*TASK DIRECTIONS*
I need the number of lines in the listing below that include the string "certificate", and only that number.
Top of GIVEN RECORDS
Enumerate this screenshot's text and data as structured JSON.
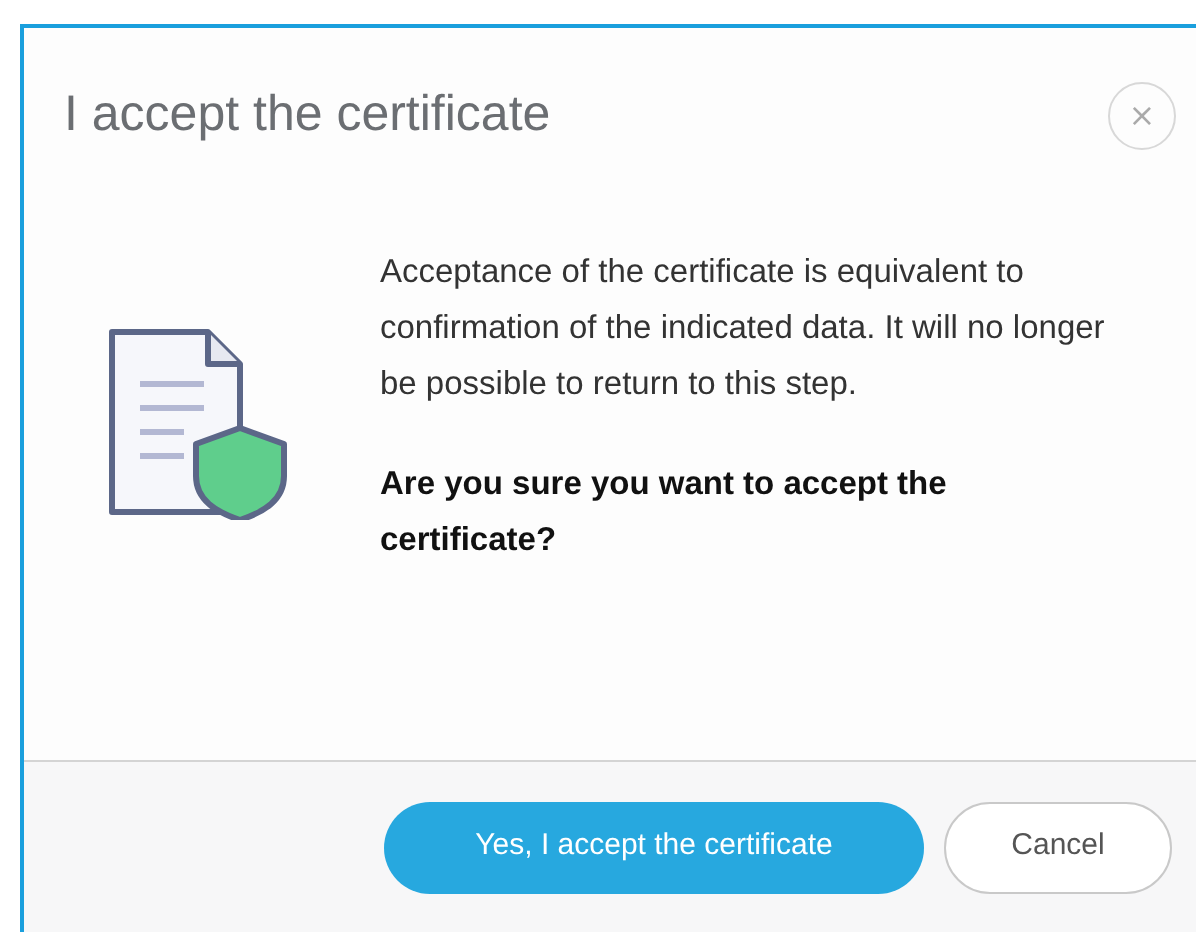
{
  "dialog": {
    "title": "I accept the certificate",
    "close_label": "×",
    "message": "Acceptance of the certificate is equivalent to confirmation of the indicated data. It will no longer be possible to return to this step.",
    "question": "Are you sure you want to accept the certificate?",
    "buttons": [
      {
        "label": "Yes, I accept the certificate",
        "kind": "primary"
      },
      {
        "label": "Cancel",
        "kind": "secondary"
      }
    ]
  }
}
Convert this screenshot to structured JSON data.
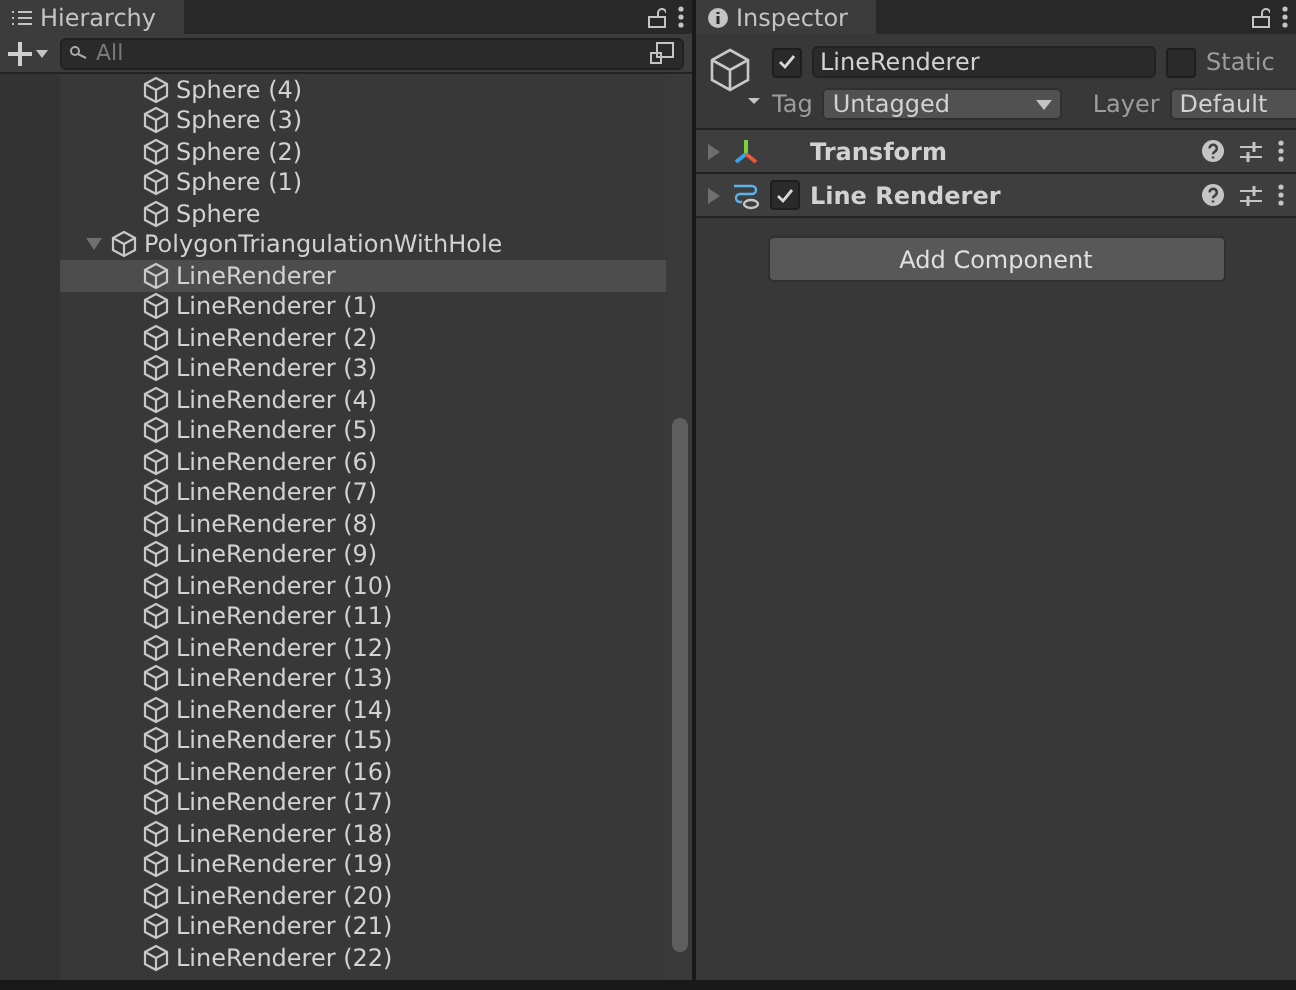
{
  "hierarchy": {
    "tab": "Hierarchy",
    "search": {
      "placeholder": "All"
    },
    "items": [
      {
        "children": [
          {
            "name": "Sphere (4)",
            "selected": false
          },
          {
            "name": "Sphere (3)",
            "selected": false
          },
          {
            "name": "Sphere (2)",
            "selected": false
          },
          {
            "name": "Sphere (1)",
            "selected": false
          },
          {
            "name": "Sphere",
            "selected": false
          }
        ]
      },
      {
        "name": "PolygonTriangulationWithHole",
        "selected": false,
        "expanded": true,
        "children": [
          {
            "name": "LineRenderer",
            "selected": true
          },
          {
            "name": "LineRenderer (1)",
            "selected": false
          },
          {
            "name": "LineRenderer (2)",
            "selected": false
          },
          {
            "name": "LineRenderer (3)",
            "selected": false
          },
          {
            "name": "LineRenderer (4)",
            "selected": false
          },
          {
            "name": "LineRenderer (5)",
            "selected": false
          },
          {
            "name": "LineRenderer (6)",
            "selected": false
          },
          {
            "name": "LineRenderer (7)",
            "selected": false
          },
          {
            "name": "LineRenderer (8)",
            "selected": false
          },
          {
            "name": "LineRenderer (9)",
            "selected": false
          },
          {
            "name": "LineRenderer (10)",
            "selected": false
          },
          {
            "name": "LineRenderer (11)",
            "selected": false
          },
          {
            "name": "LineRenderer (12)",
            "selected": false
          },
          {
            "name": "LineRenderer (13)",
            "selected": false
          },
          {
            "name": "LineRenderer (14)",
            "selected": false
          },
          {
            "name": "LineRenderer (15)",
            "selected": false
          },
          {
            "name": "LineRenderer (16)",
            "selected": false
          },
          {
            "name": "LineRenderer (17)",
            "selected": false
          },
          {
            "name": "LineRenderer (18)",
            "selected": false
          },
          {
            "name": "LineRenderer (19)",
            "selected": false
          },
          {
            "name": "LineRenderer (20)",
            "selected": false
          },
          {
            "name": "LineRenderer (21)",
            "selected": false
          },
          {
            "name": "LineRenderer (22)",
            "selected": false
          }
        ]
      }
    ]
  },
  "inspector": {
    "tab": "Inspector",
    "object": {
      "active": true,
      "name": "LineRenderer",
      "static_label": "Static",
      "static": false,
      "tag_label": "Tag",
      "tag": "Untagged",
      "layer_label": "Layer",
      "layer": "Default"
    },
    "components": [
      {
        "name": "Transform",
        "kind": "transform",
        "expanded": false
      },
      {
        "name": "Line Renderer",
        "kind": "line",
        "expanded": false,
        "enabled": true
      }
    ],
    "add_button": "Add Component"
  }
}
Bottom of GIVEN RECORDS
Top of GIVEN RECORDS
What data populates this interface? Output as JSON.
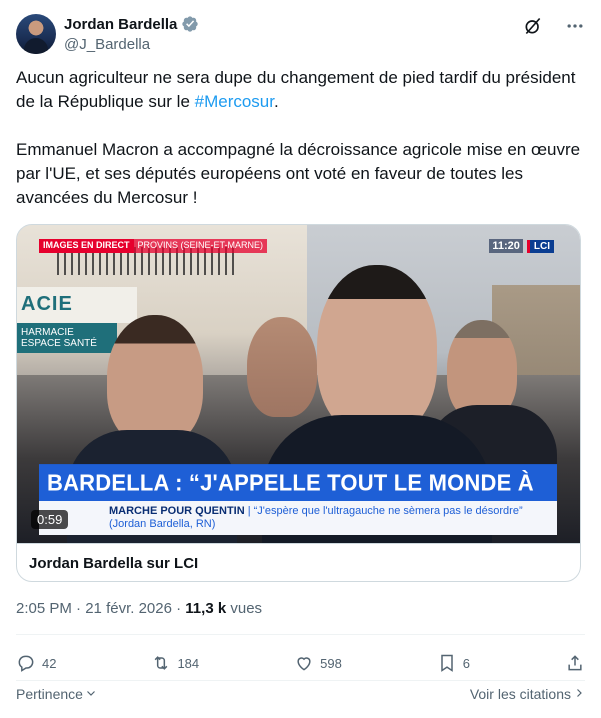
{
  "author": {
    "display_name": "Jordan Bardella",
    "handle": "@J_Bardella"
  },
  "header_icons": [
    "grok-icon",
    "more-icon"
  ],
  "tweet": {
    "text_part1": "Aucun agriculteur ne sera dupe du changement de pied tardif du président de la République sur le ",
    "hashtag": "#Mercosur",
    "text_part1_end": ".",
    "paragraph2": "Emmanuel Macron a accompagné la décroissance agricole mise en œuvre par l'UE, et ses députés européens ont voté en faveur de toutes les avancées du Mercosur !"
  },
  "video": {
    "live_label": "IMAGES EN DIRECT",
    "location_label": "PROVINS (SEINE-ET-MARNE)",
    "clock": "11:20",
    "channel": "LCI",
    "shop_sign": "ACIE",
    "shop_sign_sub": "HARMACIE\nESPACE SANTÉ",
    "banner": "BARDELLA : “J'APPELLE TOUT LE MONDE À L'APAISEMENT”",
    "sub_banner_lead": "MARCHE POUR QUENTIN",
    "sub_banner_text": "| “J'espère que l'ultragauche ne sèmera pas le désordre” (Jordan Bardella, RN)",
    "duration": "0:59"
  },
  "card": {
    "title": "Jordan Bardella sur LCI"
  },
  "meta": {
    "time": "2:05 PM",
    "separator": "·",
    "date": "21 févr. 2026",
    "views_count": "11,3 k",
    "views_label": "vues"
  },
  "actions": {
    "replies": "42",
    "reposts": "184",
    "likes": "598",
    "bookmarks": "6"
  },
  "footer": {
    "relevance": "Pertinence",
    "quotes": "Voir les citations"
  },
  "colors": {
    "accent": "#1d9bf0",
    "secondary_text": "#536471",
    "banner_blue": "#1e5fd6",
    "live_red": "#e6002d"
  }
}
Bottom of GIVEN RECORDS
*EXERCISE OUTPUT*
4